__What this task involves__. Count up the lines below containing the word "assignee", and give the result with no other words.
+++ Supplied material
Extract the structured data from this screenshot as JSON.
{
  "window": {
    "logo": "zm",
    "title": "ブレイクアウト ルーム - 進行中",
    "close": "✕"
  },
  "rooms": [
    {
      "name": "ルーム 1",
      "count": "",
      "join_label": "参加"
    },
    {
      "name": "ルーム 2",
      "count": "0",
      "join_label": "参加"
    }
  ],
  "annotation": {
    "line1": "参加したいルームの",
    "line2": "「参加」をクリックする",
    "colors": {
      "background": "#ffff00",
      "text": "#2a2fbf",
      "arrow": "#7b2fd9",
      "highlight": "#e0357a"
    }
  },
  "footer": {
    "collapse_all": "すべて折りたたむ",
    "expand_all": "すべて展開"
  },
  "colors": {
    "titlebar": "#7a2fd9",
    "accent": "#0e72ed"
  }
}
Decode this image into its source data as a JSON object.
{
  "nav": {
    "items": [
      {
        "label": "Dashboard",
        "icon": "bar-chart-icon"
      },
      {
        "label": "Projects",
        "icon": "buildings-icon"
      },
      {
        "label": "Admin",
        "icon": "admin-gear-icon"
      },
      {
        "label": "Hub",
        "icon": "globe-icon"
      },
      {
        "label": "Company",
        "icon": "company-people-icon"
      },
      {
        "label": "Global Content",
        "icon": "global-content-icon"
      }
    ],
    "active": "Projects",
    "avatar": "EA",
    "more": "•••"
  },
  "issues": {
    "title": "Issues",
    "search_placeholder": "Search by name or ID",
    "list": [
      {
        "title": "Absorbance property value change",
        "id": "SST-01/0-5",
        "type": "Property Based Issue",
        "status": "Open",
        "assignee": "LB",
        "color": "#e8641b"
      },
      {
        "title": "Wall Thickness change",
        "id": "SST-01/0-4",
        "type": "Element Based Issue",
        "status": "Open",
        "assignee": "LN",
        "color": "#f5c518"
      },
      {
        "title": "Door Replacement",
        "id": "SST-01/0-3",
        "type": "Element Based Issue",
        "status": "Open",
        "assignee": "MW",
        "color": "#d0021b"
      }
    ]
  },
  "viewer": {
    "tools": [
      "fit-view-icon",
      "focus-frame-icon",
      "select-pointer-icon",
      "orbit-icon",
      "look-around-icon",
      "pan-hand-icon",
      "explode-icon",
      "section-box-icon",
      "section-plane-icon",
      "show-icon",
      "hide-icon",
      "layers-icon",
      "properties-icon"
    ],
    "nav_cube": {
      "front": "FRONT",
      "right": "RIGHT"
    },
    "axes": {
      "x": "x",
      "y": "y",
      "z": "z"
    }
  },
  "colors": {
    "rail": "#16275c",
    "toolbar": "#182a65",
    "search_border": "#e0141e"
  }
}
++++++
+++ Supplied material
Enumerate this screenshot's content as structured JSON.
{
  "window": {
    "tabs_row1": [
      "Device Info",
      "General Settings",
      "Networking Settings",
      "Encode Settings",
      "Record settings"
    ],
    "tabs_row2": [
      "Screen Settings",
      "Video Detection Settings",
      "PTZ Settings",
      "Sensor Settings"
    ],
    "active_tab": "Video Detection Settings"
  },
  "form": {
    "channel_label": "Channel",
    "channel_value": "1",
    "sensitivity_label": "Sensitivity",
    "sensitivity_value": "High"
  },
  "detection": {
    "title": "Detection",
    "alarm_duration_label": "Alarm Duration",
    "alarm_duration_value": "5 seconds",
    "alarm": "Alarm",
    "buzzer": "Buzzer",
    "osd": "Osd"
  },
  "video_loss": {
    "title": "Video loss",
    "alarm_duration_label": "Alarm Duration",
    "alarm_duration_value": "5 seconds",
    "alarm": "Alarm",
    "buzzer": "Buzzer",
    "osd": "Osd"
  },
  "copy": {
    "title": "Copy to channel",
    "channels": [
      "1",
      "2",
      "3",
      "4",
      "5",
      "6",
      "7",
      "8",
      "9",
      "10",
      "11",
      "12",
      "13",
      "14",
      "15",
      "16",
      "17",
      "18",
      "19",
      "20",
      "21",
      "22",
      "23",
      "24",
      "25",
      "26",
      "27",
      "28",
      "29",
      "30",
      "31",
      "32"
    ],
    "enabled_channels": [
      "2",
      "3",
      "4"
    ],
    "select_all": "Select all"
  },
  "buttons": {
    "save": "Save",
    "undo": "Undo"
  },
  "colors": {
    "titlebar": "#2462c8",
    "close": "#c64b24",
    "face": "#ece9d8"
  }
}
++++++
__Completed task__. 3